====== RECORD EXCERPTS ======
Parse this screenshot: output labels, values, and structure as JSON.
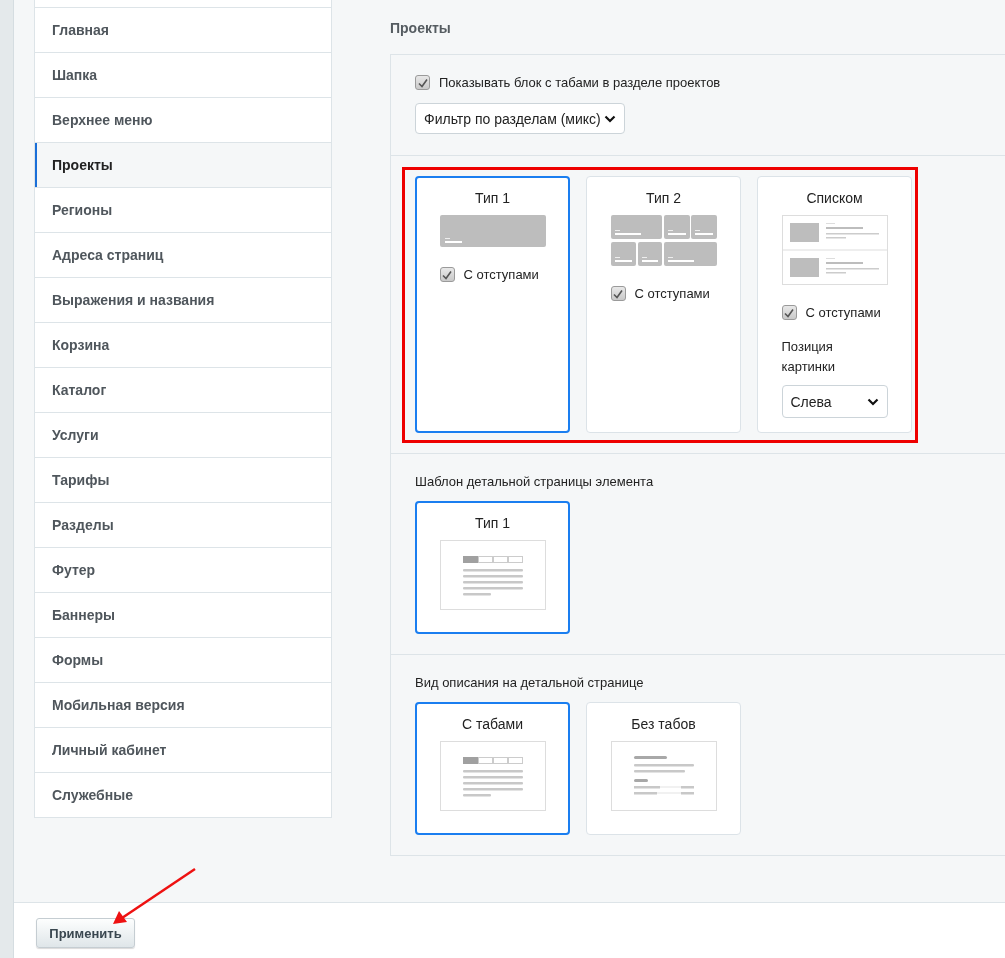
{
  "sidebar": {
    "items": [
      {
        "label": "Главная",
        "selected": false
      },
      {
        "label": "Шапка",
        "selected": false
      },
      {
        "label": "Верхнее меню",
        "selected": false
      },
      {
        "label": "Проекты",
        "selected": true
      },
      {
        "label": "Регионы",
        "selected": false
      },
      {
        "label": "Адреса страниц",
        "selected": false
      },
      {
        "label": "Выражения и названия",
        "selected": false
      },
      {
        "label": "Корзина",
        "selected": false
      },
      {
        "label": "Каталог",
        "selected": false
      },
      {
        "label": "Услуги",
        "selected": false
      },
      {
        "label": "Тарифы",
        "selected": false
      },
      {
        "label": "Разделы",
        "selected": false
      },
      {
        "label": "Футер",
        "selected": false
      },
      {
        "label": "Баннеры",
        "selected": false
      },
      {
        "label": "Формы",
        "selected": false
      },
      {
        "label": "Мобильная версия",
        "selected": false
      },
      {
        "label": "Личный кабинет",
        "selected": false
      },
      {
        "label": "Служебные",
        "selected": false
      }
    ]
  },
  "section_title": "Проекты",
  "panel": {
    "show_tabs": {
      "label": "Показывать блок с табами в разделе проектов",
      "checked": true
    },
    "filter_select": {
      "value": "Фильтр по разделам (микс)"
    },
    "list_types": [
      {
        "title": "Тип 1",
        "kind": "banner",
        "selected": true,
        "padding_checkbox": {
          "label": "С отступами",
          "checked": true
        }
      },
      {
        "title": "Тип 2",
        "kind": "grid",
        "selected": false,
        "padding_checkbox": {
          "label": "С отступами",
          "checked": true
        }
      },
      {
        "title": "Списком",
        "kind": "list",
        "selected": false,
        "padding_checkbox": {
          "label": "С отступами",
          "checked": true
        },
        "position_label": "Позиция картинки",
        "position_select": {
          "value": "Слева"
        }
      }
    ],
    "detail_template": {
      "label": "Шаблон детальной страницы элемента",
      "options": [
        {
          "title": "Тип 1",
          "kind": "tabs",
          "selected": true
        }
      ]
    },
    "description_view": {
      "label": "Вид описания на детальной странице",
      "options": [
        {
          "title": "С табами",
          "kind": "tabs",
          "selected": true
        },
        {
          "title": "Без табов",
          "kind": "plain",
          "selected": false
        }
      ]
    }
  },
  "apply_button": {
    "label": "Применить"
  }
}
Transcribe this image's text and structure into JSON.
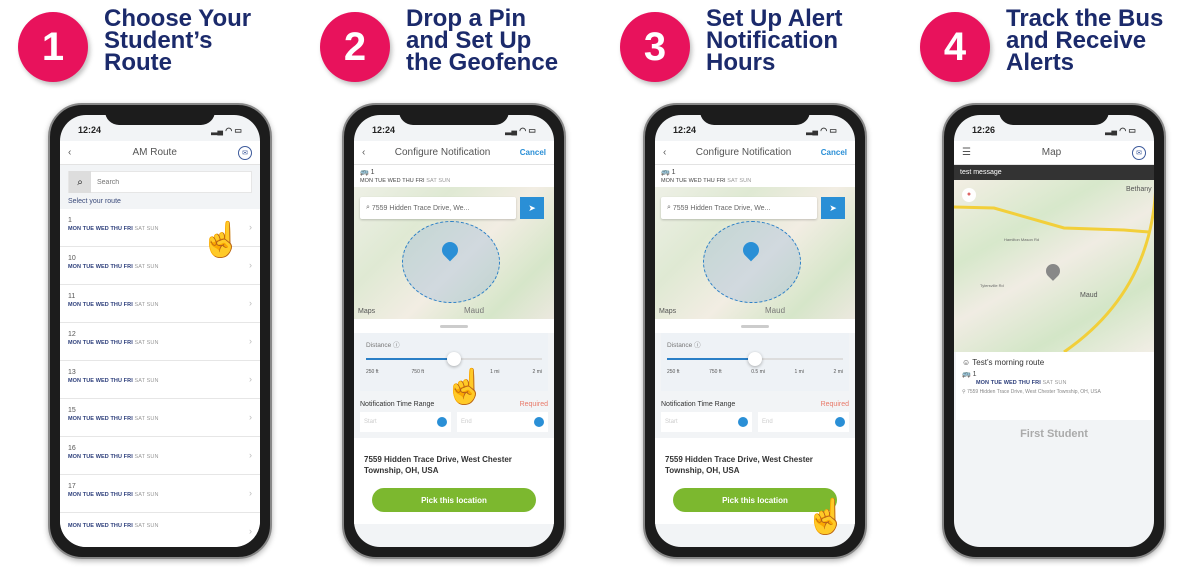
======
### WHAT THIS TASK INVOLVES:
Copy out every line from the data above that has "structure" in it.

### REPLY TO THE EXERCISE:
Parse this screenshot: output labels, values, and structure as JSON.
Transcribe this image's text and structure into JSON.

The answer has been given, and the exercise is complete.